It all began with an envelope marked ‘Top Secret’. Inside it was a letter to the Madras Government from the CCA at the office of the Chief Secretary, asking politely for a promotion. To even the handful of top bureaucrats who had ever heard of it, the CCA was a figure shrouded in mystery — Chief Confidential Assistant, some believed, engaged in matters best for a smart bureaucrat not to enquire into.

It wasn’t until the 1960s, when the letter arrived, that an investigation began into the inscrutable job, and the smokescreen around one of the Second World War’s great mysteries was fanned away.

In the early 1940s, Nazi Germany’s submarine fleet began attacking convoys headed across the Atlantic Ocean carrying weapons, ordnance, food and Prime Minister Winston Churchill’s beloved Havana cigars. Faced with the prospect of Great Britain’s wartime commander being lost to nicotine withdrawal, or so the story goes, the Madras Governor stepped in, using his special powers under the Defence of India Rules.

The CCA — Churchill’s Cigar Assistant, an English-speaking cigar taster — was tasked with discreetly obtaining the finest Trichinopoly cigars, and ensuring they made their way to 10 Downing Street.

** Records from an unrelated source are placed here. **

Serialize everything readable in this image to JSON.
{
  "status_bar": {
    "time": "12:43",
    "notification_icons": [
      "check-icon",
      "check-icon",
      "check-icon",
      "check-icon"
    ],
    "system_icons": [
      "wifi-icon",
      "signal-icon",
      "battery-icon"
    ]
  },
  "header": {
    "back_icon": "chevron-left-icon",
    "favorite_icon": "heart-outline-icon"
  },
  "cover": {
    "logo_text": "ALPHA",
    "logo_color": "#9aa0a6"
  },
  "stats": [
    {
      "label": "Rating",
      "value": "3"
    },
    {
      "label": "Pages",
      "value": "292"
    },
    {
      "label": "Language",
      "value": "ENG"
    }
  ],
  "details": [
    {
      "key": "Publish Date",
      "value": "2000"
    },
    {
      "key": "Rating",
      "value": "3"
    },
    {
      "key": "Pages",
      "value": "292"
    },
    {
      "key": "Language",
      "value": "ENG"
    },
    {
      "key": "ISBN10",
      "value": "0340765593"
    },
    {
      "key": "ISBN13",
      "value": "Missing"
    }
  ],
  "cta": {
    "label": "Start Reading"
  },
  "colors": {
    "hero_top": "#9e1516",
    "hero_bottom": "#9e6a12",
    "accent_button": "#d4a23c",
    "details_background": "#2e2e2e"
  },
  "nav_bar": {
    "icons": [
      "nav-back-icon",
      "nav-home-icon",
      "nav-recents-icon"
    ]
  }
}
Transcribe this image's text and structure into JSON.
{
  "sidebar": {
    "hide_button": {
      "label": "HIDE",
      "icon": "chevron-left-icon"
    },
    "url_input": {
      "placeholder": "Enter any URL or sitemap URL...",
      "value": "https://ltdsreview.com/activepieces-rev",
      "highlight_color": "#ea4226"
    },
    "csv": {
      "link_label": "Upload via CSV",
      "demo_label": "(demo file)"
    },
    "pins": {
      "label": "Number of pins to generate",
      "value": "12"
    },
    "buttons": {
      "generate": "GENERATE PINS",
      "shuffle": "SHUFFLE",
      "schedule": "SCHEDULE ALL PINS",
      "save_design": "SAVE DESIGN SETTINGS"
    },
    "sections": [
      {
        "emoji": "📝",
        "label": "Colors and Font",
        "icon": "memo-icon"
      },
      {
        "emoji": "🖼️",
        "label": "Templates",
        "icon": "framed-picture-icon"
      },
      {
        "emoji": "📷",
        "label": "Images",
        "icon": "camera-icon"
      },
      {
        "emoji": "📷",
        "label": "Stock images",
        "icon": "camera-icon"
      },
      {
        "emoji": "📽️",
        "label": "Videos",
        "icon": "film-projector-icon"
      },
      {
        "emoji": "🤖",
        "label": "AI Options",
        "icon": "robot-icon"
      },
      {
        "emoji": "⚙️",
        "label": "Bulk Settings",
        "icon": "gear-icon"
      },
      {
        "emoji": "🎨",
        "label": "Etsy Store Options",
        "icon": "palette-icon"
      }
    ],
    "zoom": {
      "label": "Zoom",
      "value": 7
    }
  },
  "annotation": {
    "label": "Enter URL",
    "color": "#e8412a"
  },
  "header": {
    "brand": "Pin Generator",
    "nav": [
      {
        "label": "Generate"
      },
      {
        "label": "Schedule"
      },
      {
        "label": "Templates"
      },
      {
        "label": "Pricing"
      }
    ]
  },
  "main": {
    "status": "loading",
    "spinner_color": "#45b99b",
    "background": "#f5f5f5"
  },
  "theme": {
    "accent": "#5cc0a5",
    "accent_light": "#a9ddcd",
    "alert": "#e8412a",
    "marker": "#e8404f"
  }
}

Every great product is built with legends. Even though the rough-edged Trichy cigar has its critics — crime writer Dorothy Sayers’ detective Lord Wimsey sips on his port, while disparaging “a fellow who polluted it with a Trichinopoly” — there are few Indian products with the same mythic credentials. In 1887, Arthur Conan Doyle had Sherlock Holmes provide Scotland Yard with this description of a suspect: “He was more than six feet high, was in the prime of life, had small feet for his height, wore coarse, square-toed boots and smoked a Trichinopoly cigar.”

The cigar served as a major export from Tiruchy during the Victorian era. Subsequently, wealthy personalities began enquiring about the creation and factories started to flourish in Woraiyur, a locality that has come to be associated with the cigar.

Selecting the tobacco itself needs a certain expertise. An expert can choose the best tobacco merely by smelling it. There are two types of tobacco used for making Woraiyur cigars. The indigenous variety, available in the local market, is also purchased from West Bengal. The second is the Cuban variety, with a different fragrance. In fact, one can also determine the quality of the tobacco by rubbing it between the palms.

After the finest variety of tobacco is selected, it is soaked in a tub filled with the juices of pineapple, apple and mango. The tobacco is blended for five to ten years. After soaking for years it loses its nicotine virility and will give the user a distinct flavour. The blending of tobacco is a long and time-consuming process and it needs a careful selection of tobacco and mixing of juices in the correct proportion.

Another factor that dampened the growth of the industry was the introduction of a heavy tax rated by the government as well as other restrictions, forcing many units to shut down. Now, Natchiyar Palayam — once a hub of cigar manufacturing units — is like a ghost town with its buildings almost deserted. However, one or two manufacturers have been running the units, driven by the prestige value in upholding the grand old family business despite the poor gains.

Sir Winston Churchill, the flamboyant British Prime Minister was never seen without a cigar. It was said that Churchill soon developed a taste for the mildly aromatic Trichy cigar in preference to the heavy pungent smell of Havanas.

Intriguing how the flow of Trichy cigars from Fort St George to Whitehall began under cover of secrecy and continued throughout the war. Today, the Churchill Special is still in demand.